_Work instruction_
Your response should be every line from the entries that includes the string "Radeon".

_Component data from apps and pages_
↓↓↓
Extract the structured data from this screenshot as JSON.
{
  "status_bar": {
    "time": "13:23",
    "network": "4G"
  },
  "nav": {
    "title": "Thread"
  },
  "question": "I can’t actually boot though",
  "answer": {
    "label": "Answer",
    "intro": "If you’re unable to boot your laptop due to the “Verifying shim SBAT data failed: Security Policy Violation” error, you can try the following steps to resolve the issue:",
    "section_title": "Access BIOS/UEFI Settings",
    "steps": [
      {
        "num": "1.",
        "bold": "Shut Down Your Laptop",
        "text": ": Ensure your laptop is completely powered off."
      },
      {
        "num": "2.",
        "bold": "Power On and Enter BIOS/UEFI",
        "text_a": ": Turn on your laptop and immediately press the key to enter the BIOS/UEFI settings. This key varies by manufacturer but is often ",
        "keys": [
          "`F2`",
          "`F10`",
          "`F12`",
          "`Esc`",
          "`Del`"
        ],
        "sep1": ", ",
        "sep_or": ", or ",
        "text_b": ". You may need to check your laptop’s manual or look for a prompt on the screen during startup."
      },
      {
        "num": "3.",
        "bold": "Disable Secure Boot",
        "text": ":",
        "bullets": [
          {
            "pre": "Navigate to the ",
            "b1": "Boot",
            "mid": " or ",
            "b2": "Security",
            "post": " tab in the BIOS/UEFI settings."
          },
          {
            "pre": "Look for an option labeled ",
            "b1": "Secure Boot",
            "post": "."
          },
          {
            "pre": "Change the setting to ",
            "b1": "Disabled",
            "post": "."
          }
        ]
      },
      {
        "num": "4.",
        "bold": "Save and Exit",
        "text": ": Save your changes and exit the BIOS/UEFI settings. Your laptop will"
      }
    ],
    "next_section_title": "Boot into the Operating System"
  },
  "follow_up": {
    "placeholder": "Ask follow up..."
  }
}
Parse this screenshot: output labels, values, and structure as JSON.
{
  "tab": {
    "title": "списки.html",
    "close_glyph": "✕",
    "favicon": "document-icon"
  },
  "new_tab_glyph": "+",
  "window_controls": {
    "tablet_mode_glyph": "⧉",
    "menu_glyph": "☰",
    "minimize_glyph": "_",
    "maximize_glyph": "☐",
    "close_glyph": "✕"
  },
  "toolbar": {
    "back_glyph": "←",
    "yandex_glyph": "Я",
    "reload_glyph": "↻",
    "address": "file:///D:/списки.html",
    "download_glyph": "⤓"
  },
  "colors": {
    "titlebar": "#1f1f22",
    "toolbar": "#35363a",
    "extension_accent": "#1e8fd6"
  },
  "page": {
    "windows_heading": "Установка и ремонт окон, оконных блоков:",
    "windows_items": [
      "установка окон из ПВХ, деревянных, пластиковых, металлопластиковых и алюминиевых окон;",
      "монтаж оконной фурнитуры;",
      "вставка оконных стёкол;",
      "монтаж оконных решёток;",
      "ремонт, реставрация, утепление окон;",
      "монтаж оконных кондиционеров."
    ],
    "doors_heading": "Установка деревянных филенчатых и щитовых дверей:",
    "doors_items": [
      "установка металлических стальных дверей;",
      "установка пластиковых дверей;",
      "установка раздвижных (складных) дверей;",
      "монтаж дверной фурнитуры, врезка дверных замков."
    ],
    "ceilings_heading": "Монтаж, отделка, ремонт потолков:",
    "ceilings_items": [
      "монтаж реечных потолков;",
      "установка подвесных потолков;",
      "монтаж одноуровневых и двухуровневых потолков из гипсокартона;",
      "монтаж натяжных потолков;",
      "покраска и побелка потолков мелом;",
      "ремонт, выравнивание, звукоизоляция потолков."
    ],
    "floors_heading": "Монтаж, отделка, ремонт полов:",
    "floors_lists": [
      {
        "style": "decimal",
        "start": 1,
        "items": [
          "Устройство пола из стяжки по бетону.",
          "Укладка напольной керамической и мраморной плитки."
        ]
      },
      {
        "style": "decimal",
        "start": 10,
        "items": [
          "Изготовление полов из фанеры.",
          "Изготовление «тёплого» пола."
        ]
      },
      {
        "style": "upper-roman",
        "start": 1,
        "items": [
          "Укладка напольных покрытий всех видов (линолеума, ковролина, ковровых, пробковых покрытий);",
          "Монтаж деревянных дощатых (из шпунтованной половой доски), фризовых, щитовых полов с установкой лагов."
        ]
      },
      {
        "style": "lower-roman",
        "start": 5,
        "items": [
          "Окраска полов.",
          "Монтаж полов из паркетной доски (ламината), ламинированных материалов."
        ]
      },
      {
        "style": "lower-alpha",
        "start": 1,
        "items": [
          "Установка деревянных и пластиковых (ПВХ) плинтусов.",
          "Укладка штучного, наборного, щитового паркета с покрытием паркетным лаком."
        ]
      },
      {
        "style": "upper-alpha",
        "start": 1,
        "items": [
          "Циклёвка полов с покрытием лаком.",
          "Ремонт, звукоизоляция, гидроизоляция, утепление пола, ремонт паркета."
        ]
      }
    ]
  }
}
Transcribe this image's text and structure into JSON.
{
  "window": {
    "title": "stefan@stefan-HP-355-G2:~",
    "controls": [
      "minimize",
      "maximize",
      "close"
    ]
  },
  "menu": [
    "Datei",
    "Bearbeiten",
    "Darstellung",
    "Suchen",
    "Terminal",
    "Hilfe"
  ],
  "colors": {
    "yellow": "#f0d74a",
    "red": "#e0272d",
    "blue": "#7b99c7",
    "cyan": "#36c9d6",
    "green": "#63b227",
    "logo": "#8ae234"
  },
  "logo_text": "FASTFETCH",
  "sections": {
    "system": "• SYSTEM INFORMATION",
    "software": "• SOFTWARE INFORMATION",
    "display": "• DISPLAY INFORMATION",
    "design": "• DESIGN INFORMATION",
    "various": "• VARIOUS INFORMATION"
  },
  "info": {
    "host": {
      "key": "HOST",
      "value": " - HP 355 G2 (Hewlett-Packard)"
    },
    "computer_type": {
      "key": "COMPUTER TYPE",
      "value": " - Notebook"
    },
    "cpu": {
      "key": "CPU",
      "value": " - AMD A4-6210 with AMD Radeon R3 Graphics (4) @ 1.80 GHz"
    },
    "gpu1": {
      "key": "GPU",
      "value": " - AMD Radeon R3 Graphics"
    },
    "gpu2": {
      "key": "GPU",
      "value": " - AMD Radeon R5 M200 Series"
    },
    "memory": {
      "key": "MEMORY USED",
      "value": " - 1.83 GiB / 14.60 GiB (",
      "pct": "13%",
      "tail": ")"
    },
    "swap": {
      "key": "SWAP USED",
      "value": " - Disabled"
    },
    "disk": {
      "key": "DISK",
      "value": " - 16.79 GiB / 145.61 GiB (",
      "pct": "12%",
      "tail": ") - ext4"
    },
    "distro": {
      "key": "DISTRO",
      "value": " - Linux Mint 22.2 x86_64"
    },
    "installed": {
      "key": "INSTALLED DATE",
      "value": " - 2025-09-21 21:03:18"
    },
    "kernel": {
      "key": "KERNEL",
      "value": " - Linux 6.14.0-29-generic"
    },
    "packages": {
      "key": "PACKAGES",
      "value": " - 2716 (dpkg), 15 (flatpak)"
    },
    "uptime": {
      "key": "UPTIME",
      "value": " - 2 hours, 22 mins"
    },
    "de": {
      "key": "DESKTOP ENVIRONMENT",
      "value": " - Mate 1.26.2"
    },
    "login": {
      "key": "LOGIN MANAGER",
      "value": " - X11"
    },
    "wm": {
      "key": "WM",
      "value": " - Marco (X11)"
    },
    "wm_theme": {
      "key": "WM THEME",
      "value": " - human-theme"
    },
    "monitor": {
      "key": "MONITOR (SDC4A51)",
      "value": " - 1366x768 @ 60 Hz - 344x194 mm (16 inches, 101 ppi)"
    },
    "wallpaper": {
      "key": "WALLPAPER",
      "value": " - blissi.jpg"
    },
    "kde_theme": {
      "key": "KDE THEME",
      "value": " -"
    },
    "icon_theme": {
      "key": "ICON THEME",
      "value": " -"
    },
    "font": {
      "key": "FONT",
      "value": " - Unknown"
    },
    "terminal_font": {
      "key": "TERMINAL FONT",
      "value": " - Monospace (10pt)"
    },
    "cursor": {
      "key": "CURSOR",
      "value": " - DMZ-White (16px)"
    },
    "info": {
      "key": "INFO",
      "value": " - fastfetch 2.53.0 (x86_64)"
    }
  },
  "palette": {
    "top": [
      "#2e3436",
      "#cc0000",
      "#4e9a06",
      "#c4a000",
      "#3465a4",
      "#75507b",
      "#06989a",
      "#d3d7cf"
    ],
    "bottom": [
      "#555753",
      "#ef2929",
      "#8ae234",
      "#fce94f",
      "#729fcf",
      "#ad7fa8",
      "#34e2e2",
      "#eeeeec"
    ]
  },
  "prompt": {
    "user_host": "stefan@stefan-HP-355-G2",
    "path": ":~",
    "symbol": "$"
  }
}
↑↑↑
_Task response_
      "value": " - AMD A4-6210 with AMD Radeon R3 Graphics (4) @ 1.80 GHz"
      "value": " - AMD Radeon R3 Graphics"
      "value": " - AMD Radeon R5 M200 Series"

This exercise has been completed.